Heavy rains even far from rivers and lakes can quickly lead to serious flooding. EOC scientists have now developed a risk assessment system that makes it possible for the first time to ascertain the threat of heavy rain for every household in Germany. Its development by EOC is now completed and the insurance industry will put a version to use nationwide by the end of 2016.
The DLR system – in contrast to existing tools – does not use hydrological base data, which are unsuitable for supplying information about the risk of heavy rain. Instead, terrain models are statistically analysed and classified, which obviates the need even for meteorological data like rain measurements The precision of the model calculations was confirmed by comparison with current and historic damage data made available by an insurance company, the Westfälischen Provinzial Versicherung AG, a DLR project partner.
The newly developed system brings together the expertise of both EOC institutes in the areas of 3D modelling and geostatistics. High-resolution terrain models were used for the demonstration. These were based on image data from the Indian Cartosat-P5 satellite using a methodology also developed by EOC. However, risk modelling can be smoothly carried out with any terrain models. For example, EOC scientists tested their modelling method using terrain models derived from radar data. As part of the TanDEM-X mission a global terrain model with a resolution unequalled to date is currently coming into being at EOC and it will be suitable for such applications. With the help of the new methodology and appropriate elevation data sets, risk modelling is possible at various scales, from high-precision local analyses to global information.
The new EOC risk analysis approach is of high relevance for the insurance industry for planning and designating construction and infrastructure projects, for the real estate industry, and not least for individual homeowners. The methodology is to be further developed so that the risks associated with other natural events and weather phenomena, for example storms and ground frost, can be modelled.

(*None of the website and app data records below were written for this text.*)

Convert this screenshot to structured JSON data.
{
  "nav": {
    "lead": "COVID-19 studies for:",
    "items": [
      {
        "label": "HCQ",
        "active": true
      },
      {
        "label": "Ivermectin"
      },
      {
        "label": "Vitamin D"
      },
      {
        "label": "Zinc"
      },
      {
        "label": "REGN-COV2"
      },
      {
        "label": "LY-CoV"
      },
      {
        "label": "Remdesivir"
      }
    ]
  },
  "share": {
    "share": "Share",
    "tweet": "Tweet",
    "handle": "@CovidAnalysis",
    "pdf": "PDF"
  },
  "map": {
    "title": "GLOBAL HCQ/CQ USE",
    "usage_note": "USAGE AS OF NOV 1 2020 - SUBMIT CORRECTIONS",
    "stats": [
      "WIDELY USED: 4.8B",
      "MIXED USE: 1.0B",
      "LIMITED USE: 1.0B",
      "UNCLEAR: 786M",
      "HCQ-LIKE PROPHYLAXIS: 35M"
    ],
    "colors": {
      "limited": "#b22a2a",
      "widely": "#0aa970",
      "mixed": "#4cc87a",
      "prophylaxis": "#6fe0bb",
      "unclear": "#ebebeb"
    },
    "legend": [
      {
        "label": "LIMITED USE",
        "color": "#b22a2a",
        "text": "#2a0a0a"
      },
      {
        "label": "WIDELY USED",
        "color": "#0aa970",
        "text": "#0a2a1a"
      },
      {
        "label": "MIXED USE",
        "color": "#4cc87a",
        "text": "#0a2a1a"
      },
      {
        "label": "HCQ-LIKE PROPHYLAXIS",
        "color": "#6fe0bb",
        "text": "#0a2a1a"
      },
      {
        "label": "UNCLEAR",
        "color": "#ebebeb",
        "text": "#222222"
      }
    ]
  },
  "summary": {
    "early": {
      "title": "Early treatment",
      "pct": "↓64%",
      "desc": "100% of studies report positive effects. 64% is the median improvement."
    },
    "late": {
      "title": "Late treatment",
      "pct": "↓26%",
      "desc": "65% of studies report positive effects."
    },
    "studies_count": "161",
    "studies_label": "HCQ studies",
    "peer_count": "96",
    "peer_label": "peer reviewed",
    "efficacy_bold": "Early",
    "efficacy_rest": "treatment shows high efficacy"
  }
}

The development of this innovation was supported by DLR’s Technology Marketing department. It is an example of the successful interaction of science and the business sector. The Westfälischen Provinzial Versicherung AG plans to continue working closely with DLR scientists to optimize additional risk models.